**Exercise**
Every entry below should be printed exactly.

**Input for this task**
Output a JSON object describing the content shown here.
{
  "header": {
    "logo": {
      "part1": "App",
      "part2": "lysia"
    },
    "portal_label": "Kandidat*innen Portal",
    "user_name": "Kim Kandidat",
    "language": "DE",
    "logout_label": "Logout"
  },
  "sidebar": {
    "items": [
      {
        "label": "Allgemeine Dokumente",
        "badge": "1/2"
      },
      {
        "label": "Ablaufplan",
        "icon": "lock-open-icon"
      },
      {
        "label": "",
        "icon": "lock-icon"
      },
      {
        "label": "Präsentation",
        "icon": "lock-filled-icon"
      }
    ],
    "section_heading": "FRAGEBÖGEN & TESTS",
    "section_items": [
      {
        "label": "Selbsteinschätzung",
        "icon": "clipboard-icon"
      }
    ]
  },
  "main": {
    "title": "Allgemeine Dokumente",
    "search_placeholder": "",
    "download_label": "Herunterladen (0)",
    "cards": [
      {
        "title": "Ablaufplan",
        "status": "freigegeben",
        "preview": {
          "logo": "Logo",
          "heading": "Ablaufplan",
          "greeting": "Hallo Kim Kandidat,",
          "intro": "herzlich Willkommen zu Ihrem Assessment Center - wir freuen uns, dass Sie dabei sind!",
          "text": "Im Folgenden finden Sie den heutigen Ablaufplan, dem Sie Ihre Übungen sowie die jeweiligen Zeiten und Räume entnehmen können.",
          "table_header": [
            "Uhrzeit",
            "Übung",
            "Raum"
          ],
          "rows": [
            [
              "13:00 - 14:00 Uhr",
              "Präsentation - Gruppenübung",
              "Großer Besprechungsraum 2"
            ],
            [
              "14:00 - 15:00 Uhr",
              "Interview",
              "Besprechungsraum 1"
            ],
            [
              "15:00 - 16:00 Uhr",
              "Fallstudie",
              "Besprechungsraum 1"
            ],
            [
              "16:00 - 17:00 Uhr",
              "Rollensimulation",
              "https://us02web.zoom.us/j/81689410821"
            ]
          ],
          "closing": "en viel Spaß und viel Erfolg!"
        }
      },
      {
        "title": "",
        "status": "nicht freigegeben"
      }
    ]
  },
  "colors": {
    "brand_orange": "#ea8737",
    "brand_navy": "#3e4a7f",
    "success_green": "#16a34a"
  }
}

**Exercise result**
Output a JSON object describing the content shown here.
{
  "header": {
    "logo": {
      "part1": "App",
      "part2": "lysia"
    },
    "portal_label": "Kandidat*innen Portal",
    "user_name": "Kim Kandidat",
    "language": "DE",
    "logout_label": "Logout"
  },
  "sidebar": {
    "items": [
      {
        "label": "Allgemeine Dokumente",
        "badge": "1/2"
      },
      {
        "label": "Ablaufplan",
        "icon": "lock-open-icon"
      },
      {
        "label": "",
        "icon": "lock-icon"
      },
      {
        "label": "Präsentation",
        "icon": "lock-filled-icon"
      }
    ],
    "section_heading": "FRAGEBÖGEN & TESTS",
    "section_items": [
      {
        "label": "Selbsteinschätzung",
        "icon": "clipboard-icon"
      }
    ]
  },
  "main": {
    "title": "Allgemeine Dokumente",
    "search_placeholder": "",
    "download_label": "Herunterladen (0)",
    "cards": [
      {
        "title": "Ablaufplan",
        "status": "freigegeben",
        "preview": {
          "logo": "Logo",
          "heading": "Ablaufplan",
          "greeting": "Hallo Kim Kandidat,",
          "intro": "herzlich Willkommen zu Ihrem Assessment Center - wir freuen uns, dass Sie dabei sind!",
          "text": "Im Folgenden finden Sie den heutigen Ablaufplan, dem Sie Ihre Übungen sowie die jeweiligen Zeiten und Räume entnehmen können.",
          "table_header": [
            "Uhrzeit",
            "Übung",
            "Raum"
          ],
          "rows": [
            [
              "13:00 - 14:00 Uhr",
              "Präsentation - Gruppenübung",
              "Großer Besprechungsraum 2"
            ],
            [
              "14:00 - 15:00 Uhr",
              "Interview",
              "Besprechungsraum 1"
            ],
            [
              "15:00 - 16:00 Uhr",
              "Fallstudie",
              "Besprechungsraum 1"
            ],
            [
              "16:00 - 17:00 Uhr",
              "Rollensimulation",
              "https://us02web.zoom.us/j/81689410821"
            ]
          ],
          "closing": "en viel Spaß und viel Erfolg!"
        }
      },
      {
        "title": "",
        "status": "nicht freigegeben"
      }
    ]
  },
  "colors": {
    "brand_orange": "#ea8737",
    "brand_navy": "#3e4a7f",
    "success_green": "#16a34a"
  }
}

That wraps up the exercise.